▶ _What the task requires_
Repeat the records below exactly as they appear, leaving out any pictures.

▶ _Given entries_
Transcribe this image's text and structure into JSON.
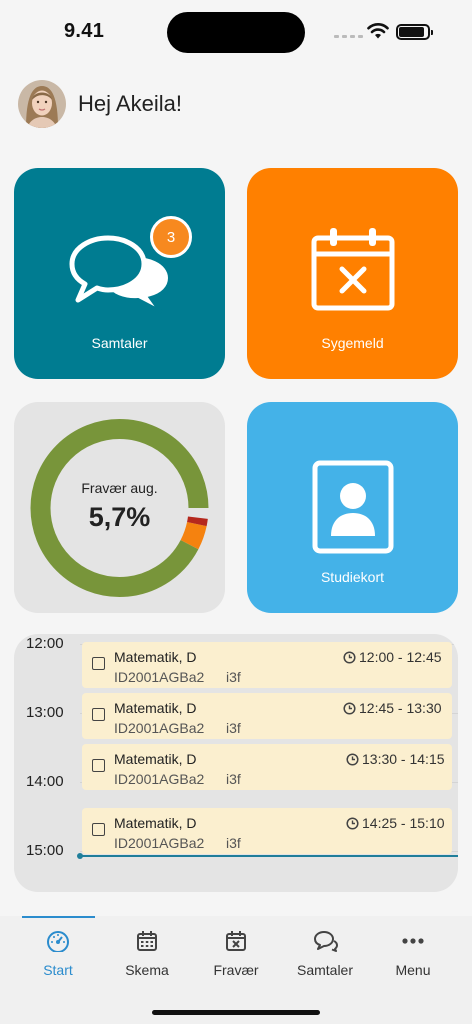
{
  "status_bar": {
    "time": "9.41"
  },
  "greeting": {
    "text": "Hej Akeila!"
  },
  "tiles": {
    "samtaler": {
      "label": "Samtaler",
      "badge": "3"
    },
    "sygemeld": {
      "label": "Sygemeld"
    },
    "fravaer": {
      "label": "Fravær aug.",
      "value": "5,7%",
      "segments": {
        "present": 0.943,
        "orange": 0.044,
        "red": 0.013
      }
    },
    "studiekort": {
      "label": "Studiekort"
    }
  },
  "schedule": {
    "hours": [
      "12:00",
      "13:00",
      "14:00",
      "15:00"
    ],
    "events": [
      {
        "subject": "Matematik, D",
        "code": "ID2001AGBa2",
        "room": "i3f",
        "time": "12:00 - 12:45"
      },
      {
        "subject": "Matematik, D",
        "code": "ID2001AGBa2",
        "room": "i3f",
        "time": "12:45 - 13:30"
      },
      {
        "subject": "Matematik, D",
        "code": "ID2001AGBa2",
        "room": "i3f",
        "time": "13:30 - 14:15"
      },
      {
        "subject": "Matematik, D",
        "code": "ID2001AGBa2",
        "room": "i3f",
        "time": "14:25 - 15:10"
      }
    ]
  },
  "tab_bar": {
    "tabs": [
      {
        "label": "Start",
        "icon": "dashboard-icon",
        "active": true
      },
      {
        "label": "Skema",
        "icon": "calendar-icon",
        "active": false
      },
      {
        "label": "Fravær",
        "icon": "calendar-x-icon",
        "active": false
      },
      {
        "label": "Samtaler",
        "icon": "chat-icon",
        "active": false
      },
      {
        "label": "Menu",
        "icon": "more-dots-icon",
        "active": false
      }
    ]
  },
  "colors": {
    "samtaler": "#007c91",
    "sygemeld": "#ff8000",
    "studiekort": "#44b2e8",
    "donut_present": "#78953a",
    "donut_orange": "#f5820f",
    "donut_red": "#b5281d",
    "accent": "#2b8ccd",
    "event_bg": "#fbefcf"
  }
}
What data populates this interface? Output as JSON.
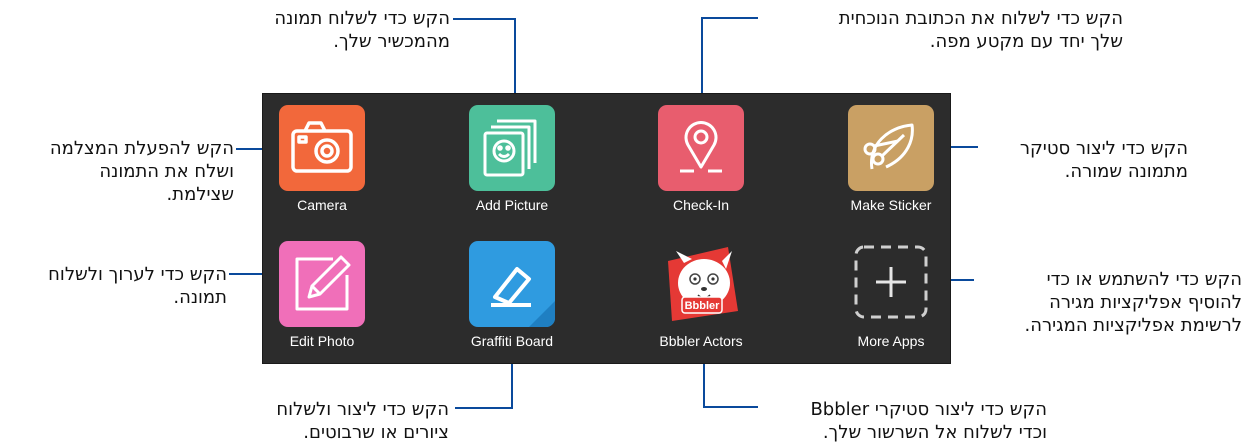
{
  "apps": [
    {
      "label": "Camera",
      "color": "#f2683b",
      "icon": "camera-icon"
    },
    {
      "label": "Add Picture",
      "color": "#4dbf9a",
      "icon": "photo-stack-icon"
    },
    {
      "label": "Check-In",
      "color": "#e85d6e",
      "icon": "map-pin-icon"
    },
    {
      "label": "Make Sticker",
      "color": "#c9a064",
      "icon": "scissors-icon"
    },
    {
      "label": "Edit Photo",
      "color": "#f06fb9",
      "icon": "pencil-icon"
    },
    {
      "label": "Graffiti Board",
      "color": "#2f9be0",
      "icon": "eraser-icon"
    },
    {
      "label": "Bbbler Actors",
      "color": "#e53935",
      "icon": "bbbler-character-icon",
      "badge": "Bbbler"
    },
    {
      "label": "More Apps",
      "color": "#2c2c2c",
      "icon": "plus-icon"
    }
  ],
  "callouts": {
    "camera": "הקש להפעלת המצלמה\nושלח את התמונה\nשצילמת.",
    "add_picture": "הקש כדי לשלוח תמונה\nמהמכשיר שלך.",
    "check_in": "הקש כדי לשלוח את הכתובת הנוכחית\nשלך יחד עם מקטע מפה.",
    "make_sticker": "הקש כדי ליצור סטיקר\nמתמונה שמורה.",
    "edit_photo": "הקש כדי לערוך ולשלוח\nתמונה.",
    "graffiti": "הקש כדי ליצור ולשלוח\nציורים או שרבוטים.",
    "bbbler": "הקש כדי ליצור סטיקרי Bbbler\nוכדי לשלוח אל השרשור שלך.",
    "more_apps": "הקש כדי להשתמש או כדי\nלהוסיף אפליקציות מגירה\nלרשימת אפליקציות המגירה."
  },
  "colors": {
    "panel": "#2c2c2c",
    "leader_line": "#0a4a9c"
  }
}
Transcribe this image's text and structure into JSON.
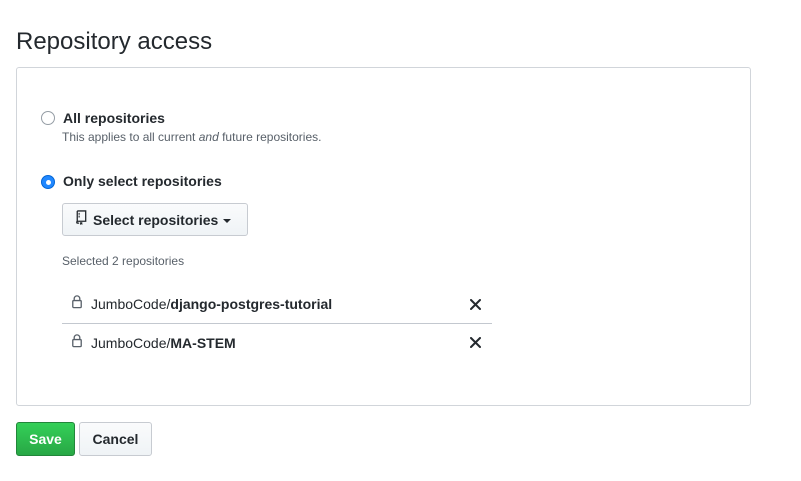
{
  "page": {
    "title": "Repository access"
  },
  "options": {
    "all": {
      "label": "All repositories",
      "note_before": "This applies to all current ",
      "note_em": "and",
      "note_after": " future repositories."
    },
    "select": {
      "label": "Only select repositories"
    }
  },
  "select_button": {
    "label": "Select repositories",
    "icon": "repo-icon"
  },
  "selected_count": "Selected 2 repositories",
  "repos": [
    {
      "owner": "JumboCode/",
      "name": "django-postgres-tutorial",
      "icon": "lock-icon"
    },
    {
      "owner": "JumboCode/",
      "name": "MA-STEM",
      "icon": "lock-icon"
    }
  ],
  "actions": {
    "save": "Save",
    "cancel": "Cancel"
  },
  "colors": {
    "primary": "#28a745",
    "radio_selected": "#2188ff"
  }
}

▶ _Expected answer_
Transcribe this image's text and structure into JSON.
{
  "status_bar": {
    "time": "9.41"
  },
  "greeting": {
    "text": "Hej Akeila!"
  },
  "tiles": {
    "samtaler": {
      "label": "Samtaler",
      "badge": "3"
    },
    "sygemeld": {
      "label": "Sygemeld"
    },
    "fravaer": {
      "label": "Fravær aug.",
      "value": "5,7%",
      "segments": {
        "present": 0.943,
        "orange": 0.044,
        "red": 0.013
      }
    },
    "studiekort": {
      "label": "Studiekort"
    }
  },
  "schedule": {
    "hours": [
      "12:00",
      "13:00",
      "14:00",
      "15:00"
    ],
    "events": [
      {
        "subject": "Matematik, D",
        "code": "ID2001AGBa2",
        "room": "i3f",
        "time": "12:00 - 12:45"
      },
      {
        "subject": "Matematik, D",
        "code": "ID2001AGBa2",
        "room": "i3f",
        "time": "12:45 - 13:30"
      },
      {
        "subject": "Matematik, D",
        "code": "ID2001AGBa2",
        "room": "i3f",
        "time": "13:30 - 14:15"
      },
      {
        "subject": "Matematik, D",
        "code": "ID2001AGBa2",
        "room": "i3f",
        "time": "14:25 - 15:10"
      }
    ]
  },
  "tab_bar": {
    "tabs": [
      {
        "label": "Start",
        "icon": "dashboard-icon",
        "active": true
      },
      {
        "label": "Skema",
        "icon": "calendar-icon",
        "active": false
      },
      {
        "label": "Fravær",
        "icon": "calendar-x-icon",
        "active": false
      },
      {
        "label": "Samtaler",
        "icon": "chat-icon",
        "active": false
      },
      {
        "label": "Menu",
        "icon": "more-dots-icon",
        "active": false
      }
    ]
  },
  "colors": {
    "samtaler": "#007c91",
    "sygemeld": "#ff8000",
    "studiekort": "#44b2e8",
    "donut_present": "#78953a",
    "donut_orange": "#f5820f",
    "donut_red": "#b5281d",
    "accent": "#2b8ccd",
    "event_bg": "#fbefcf"
  }
}
What data populates this interface? Output as JSON.
{
  "apps": [
    {
      "label": "Camera",
      "color": "#f2683b",
      "icon": "camera-icon"
    },
    {
      "label": "Add Picture",
      "color": "#4dbf9a",
      "icon": "photo-stack-icon"
    },
    {
      "label": "Check-In",
      "color": "#e85d6e",
      "icon": "map-pin-icon"
    },
    {
      "label": "Make Sticker",
      "color": "#c9a064",
      "icon": "scissors-icon"
    },
    {
      "label": "Edit Photo",
      "color": "#f06fb9",
      "icon": "pencil-icon"
    },
    {
      "label": "Graffiti Board",
      "color": "#2f9be0",
      "icon": "eraser-icon"
    },
    {
      "label": "Bbbler Actors",
      "color": "#e53935",
      "icon": "bbbler-character-icon",
      "badge": "Bbbler"
    },
    {
      "label": "More Apps",
      "color": "#2c2c2c",
      "icon": "plus-icon"
    }
  ],
  "callouts": {
    "camera": "הקש להפעלת המצלמה\nושלח את התמונה\nשצילמת.",
    "add_picture": "הקש כדי לשלוח תמונה\nמהמכשיר שלך.",
    "check_in": "הקש כדי לשלוח את הכתובת הנוכחית\nשלך יחד עם מקטע מפה.",
    "make_sticker": "הקש כדי ליצור סטיקר\nמתמונה שמורה.",
    "edit_photo": "הקש כדי לערוך ולשלוח\nתמונה.",
    "graffiti": "הקש כדי ליצור ולשלוח\nציורים או שרבוטים.",
    "bbbler": "הקש כדי ליצור סטיקרי Bbbler\nוכדי לשלוח אל השרשור שלך.",
    "more_apps": "הקש כדי להשתמש או כדי\nלהוסיף אפליקציות מגירה\nלרשימת אפליקציות המגירה."
  },
  "colors": {
    "panel": "#2c2c2c",
    "leader_line": "#0a4a9c"
  }
}
Transcribe this image's text and structure into JSON.
{
  "page": {
    "title": "Repository access"
  },
  "options": {
    "all": {
      "label": "All repositories",
      "note_before": "This applies to all current ",
      "note_em": "and",
      "note_after": " future repositories."
    },
    "select": {
      "label": "Only select repositories"
    }
  },
  "select_button": {
    "label": "Select repositories",
    "icon": "repo-icon"
  },
  "selected_count": "Selected 2 repositories",
  "repos": [
    {
      "owner": "JumboCode/",
      "name": "django-postgres-tutorial",
      "icon": "lock-icon"
    },
    {
      "owner": "JumboCode/",
      "name": "MA-STEM",
      "icon": "lock-icon"
    }
  ],
  "actions": {
    "save": "Save",
    "cancel": "Cancel"
  },
  "colors": {
    "primary": "#28a745",
    "radio_selected": "#2188ff"
  }
}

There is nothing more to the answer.